> Task item
Apart from the pictures, every entry should be reproduced exactly.

> Data for review
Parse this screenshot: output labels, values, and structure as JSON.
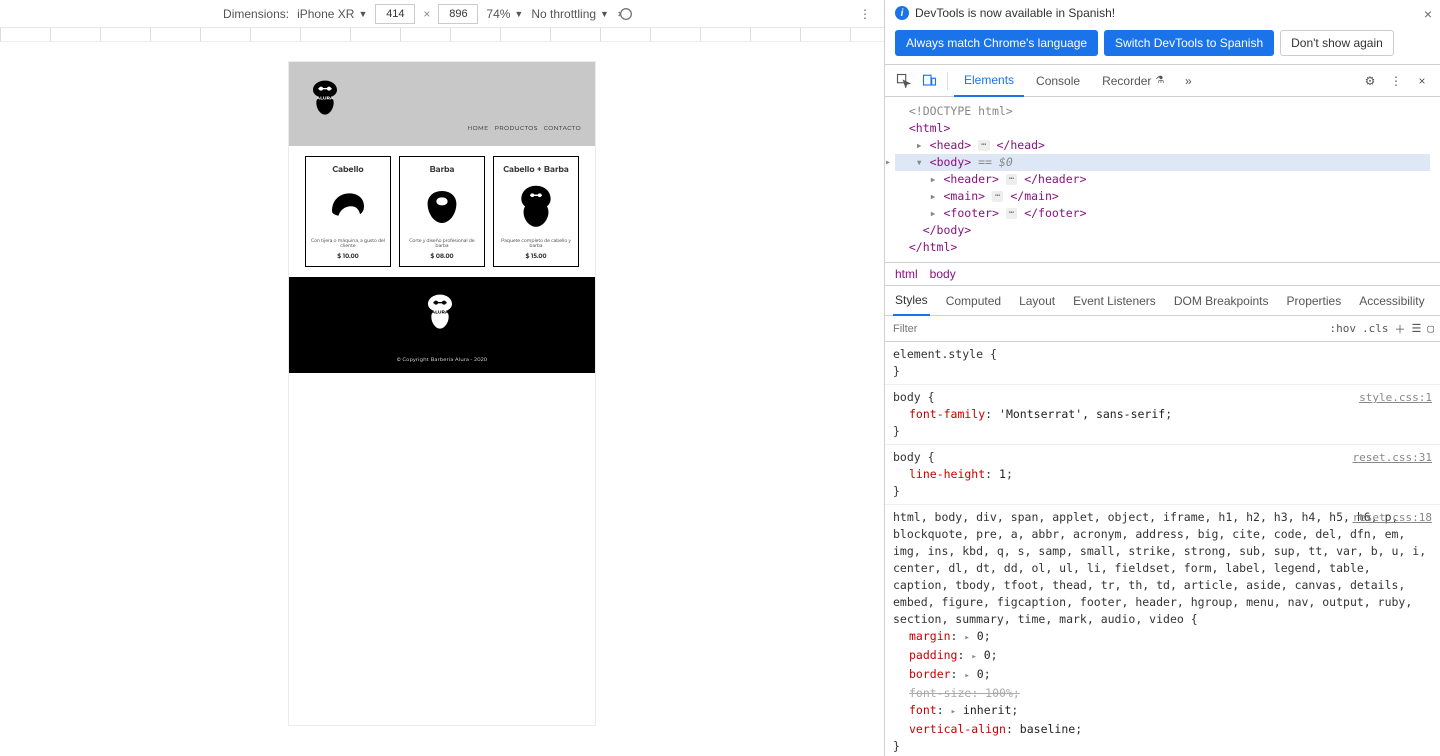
{
  "toolbar": {
    "dimensions_label": "Dimensions:",
    "device": "iPhone XR",
    "width": "414",
    "height": "896",
    "zoom": "74%",
    "throttling": "No throttling"
  },
  "site": {
    "brand": "ALURA",
    "nav": [
      "HOME",
      "PRODUCTOS",
      "CONTACTO"
    ],
    "cards": [
      {
        "title": "Cabello",
        "desc": "Con tijera o máquina, a gusto del cliente",
        "price": "$ 10.00"
      },
      {
        "title": "Barba",
        "desc": "Corte y diseño profesional de barba",
        "price": "$ 08.00"
      },
      {
        "title": "Cabello + Barba",
        "desc": "Paquete completo de cabello y barba",
        "price": "$ 15.00"
      }
    ],
    "copyright": "© Copyright Barbería Alura - 2020"
  },
  "devtools": {
    "info_message": "DevTools is now available in Spanish!",
    "btn_match": "Always match Chrome's language",
    "btn_switch": "Switch DevTools to Spanish",
    "btn_dont": "Don't show again",
    "tabs": {
      "elements": "Elements",
      "console": "Console",
      "recorder": "Recorder"
    },
    "dom": {
      "doctype": "<!DOCTYPE html>",
      "html_open": "<html>",
      "head": {
        "open": "<head>",
        "close": "</head>"
      },
      "body_open": "<body>",
      "body_eq": " == $0",
      "header": {
        "open": "<header>",
        "close": "</header>"
      },
      "main": {
        "open": "<main>",
        "close": "</main>"
      },
      "footer": {
        "open": "<footer>",
        "close": "</footer>"
      },
      "body_close": "</body>",
      "html_close": "</html>"
    },
    "breadcrumb": [
      "html",
      "body"
    ],
    "styles_tabs": [
      "Styles",
      "Computed",
      "Layout",
      "Event Listeners",
      "DOM Breakpoints",
      "Properties",
      "Accessibility"
    ],
    "filter_placeholder": "Filter",
    "filter_tools": {
      "hov": ":hov",
      "cls": ".cls"
    },
    "rules": [
      {
        "selector": "element.style",
        "src": "",
        "props": []
      },
      {
        "selector": "body",
        "src": "style.css:1",
        "props": [
          {
            "name": "font-family",
            "value": "'Montserrat', sans-serif"
          }
        ]
      },
      {
        "selector": "body",
        "src": "reset.css:31",
        "props": [
          {
            "name": "line-height",
            "value": "1"
          }
        ]
      },
      {
        "selector": "html, body, div, span, applet, object, iframe, h1, h2, h3, h4, h5, h6, p, blockquote, pre, a, abbr, acronym, address, big, cite, code, del, dfn, em, img, ins, kbd, q, s, samp, small, strike, strong, sub, sup, tt, var, b, u, i, center, dl, dt, dd, ol, ul, li, fieldset, form, label, legend, table, caption, tbody, tfoot, thead, tr, th, td, article, aside, canvas, details, embed, figure, figcaption, footer, header, hgroup, menu, nav, output, ruby, section, summary, time, mark, audio, video",
        "src": "reset.css:18",
        "props": [
          {
            "name": "margin",
            "value": "0",
            "caret": true
          },
          {
            "name": "padding",
            "value": "0",
            "caret": true
          },
          {
            "name": "border",
            "value": "0",
            "caret": true
          },
          {
            "name": "font-size",
            "value": "100%",
            "strike": true
          },
          {
            "name": "font",
            "value": "inherit",
            "caret": true
          },
          {
            "name": "vertical-align",
            "value": "baseline"
          }
        ]
      }
    ]
  }
}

> Response to the exercise
Parse this screenshot: output labels, values, and structure as JSON.
{
  "toolbar": {
    "dimensions_label": "Dimensions:",
    "device": "iPhone XR",
    "width": "414",
    "height": "896",
    "zoom": "74%",
    "throttling": "No throttling"
  },
  "site": {
    "brand": "ALURA",
    "nav": [
      "HOME",
      "PRODUCTOS",
      "CONTACTO"
    ],
    "cards": [
      {
        "title": "Cabello",
        "desc": "Con tijera o máquina, a gusto del cliente",
        "price": "$ 10.00"
      },
      {
        "title": "Barba",
        "desc": "Corte y diseño profesional de barba",
        "price": "$ 08.00"
      },
      {
        "title": "Cabello + Barba",
        "desc": "Paquete completo de cabello y barba",
        "price": "$ 15.00"
      }
    ],
    "copyright": "© Copyright Barbería Alura - 2020"
  },
  "devtools": {
    "info_message": "DevTools is now available in Spanish!",
    "btn_match": "Always match Chrome's language",
    "btn_switch": "Switch DevTools to Spanish",
    "btn_dont": "Don't show again",
    "tabs": {
      "elements": "Elements",
      "console": "Console",
      "recorder": "Recorder"
    },
    "dom": {
      "doctype": "<!DOCTYPE html>",
      "html_open": "<html>",
      "head": {
        "open": "<head>",
        "close": "</head>"
      },
      "body_open": "<body>",
      "body_eq": " == $0",
      "header": {
        "open": "<header>",
        "close": "</header>"
      },
      "main": {
        "open": "<main>",
        "close": "</main>"
      },
      "footer": {
        "open": "<footer>",
        "close": "</footer>"
      },
      "body_close": "</body>",
      "html_close": "</html>"
    },
    "breadcrumb": [
      "html",
      "body"
    ],
    "styles_tabs": [
      "Styles",
      "Computed",
      "Layout",
      "Event Listeners",
      "DOM Breakpoints",
      "Properties",
      "Accessibility"
    ],
    "filter_placeholder": "Filter",
    "filter_tools": {
      "hov": ":hov",
      "cls": ".cls"
    },
    "rules": [
      {
        "selector": "element.style",
        "src": "",
        "props": []
      },
      {
        "selector": "body",
        "src": "style.css:1",
        "props": [
          {
            "name": "font-family",
            "value": "'Montserrat', sans-serif"
          }
        ]
      },
      {
        "selector": "body",
        "src": "reset.css:31",
        "props": [
          {
            "name": "line-height",
            "value": "1"
          }
        ]
      },
      {
        "selector": "html, body, div, span, applet, object, iframe, h1, h2, h3, h4, h5, h6, p, blockquote, pre, a, abbr, acronym, address, big, cite, code, del, dfn, em, img, ins, kbd, q, s, samp, small, strike, strong, sub, sup, tt, var, b, u, i, center, dl, dt, dd, ol, ul, li, fieldset, form, label, legend, table, caption, tbody, tfoot, thead, tr, th, td, article, aside, canvas, details, embed, figure, figcaption, footer, header, hgroup, menu, nav, output, ruby, section, summary, time, mark, audio, video",
        "src": "reset.css:18",
        "props": [
          {
            "name": "margin",
            "value": "0",
            "caret": true
          },
          {
            "name": "padding",
            "value": "0",
            "caret": true
          },
          {
            "name": "border",
            "value": "0",
            "caret": true
          },
          {
            "name": "font-size",
            "value": "100%",
            "strike": true
          },
          {
            "name": "font",
            "value": "inherit",
            "caret": true
          },
          {
            "name": "vertical-align",
            "value": "baseline"
          }
        ]
      }
    ]
  }
}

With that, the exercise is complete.